REQUIREMENT:
Leave out every line before the one containing "Enumerate this screenshot's", and repeat the rest of the material below exactly, that line included.

SUPPLIED DATA:

════════

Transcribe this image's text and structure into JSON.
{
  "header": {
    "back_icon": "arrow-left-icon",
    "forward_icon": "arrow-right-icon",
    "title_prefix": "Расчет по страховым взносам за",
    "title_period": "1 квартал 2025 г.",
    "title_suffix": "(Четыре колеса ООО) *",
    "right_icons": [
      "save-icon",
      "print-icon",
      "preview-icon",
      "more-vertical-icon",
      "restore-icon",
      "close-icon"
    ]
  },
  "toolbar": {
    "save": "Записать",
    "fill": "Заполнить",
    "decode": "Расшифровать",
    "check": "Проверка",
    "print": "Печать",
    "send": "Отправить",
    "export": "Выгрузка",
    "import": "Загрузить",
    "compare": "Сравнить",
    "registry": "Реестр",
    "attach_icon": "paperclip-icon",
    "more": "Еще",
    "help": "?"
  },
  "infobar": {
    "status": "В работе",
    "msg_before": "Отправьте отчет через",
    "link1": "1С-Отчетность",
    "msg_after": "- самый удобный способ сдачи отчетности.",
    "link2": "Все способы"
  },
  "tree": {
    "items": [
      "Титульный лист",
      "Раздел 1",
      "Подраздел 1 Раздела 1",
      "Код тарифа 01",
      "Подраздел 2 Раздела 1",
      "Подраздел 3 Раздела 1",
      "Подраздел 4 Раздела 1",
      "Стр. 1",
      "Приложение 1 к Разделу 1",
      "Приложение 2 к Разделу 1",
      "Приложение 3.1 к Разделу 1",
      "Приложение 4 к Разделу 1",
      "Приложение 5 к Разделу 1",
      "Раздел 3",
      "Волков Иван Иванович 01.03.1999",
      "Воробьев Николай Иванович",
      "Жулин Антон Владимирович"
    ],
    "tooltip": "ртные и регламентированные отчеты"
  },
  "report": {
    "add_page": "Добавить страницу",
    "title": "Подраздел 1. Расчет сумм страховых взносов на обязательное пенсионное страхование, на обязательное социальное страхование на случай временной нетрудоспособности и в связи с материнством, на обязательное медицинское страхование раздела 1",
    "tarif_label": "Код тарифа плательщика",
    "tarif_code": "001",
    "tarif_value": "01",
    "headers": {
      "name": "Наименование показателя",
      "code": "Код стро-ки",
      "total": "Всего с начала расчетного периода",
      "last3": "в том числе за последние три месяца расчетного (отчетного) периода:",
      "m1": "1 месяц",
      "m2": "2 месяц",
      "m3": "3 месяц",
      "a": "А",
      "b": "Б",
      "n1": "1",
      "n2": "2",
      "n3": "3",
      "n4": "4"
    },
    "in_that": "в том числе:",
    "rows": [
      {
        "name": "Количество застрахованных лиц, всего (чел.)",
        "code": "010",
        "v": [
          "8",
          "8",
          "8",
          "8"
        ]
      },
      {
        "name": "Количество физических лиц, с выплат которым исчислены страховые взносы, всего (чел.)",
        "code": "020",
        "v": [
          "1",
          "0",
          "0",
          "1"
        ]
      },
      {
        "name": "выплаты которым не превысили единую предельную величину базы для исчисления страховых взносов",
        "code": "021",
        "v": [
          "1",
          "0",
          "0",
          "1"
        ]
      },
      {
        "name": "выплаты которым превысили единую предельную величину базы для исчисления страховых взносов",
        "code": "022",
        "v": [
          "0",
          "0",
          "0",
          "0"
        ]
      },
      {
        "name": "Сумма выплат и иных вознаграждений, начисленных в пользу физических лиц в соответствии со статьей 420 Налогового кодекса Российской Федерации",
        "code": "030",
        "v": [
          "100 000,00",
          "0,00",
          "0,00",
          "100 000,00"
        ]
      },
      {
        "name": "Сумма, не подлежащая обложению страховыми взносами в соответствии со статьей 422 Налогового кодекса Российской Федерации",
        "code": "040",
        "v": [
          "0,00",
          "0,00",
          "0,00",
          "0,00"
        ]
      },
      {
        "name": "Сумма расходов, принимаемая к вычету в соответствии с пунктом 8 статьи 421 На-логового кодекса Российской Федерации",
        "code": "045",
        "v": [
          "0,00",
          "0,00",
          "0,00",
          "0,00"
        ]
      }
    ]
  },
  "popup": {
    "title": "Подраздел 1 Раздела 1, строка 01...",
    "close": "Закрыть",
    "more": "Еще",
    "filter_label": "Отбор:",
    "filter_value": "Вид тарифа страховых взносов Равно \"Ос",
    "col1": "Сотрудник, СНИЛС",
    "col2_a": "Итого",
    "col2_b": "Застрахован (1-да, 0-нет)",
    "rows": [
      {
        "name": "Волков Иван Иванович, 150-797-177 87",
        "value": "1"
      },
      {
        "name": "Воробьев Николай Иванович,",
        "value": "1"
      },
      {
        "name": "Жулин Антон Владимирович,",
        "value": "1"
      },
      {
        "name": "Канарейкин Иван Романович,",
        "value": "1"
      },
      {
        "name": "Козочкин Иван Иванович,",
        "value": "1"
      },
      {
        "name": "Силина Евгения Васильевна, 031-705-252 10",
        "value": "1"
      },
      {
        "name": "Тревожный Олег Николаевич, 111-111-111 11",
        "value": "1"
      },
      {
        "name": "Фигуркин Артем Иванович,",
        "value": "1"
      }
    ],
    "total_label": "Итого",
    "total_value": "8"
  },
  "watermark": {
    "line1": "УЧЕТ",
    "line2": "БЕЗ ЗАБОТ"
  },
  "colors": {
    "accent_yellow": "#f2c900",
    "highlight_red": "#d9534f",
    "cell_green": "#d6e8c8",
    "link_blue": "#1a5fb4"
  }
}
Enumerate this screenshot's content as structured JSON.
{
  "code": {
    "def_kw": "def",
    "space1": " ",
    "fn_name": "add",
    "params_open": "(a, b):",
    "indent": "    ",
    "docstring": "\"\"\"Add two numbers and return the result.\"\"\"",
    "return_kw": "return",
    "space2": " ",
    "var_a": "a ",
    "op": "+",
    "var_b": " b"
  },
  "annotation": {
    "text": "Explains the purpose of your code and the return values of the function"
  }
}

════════

OUTPUT:
Enumerate this screenshot's content as structured JSON.
{
  "code": {
    "def_kw": "def",
    "space1": " ",
    "fn_name": "add",
    "params_open": "(a, b):",
    "indent": "    ",
    "docstring": "\"\"\"Add two numbers and return the result.\"\"\"",
    "return_kw": "return",
    "space2": " ",
    "var_a": "a ",
    "op": "+",
    "var_b": " b"
  },
  "annotation": {
    "text": "Explains the purpose of your code and the return values of the function"
  }
}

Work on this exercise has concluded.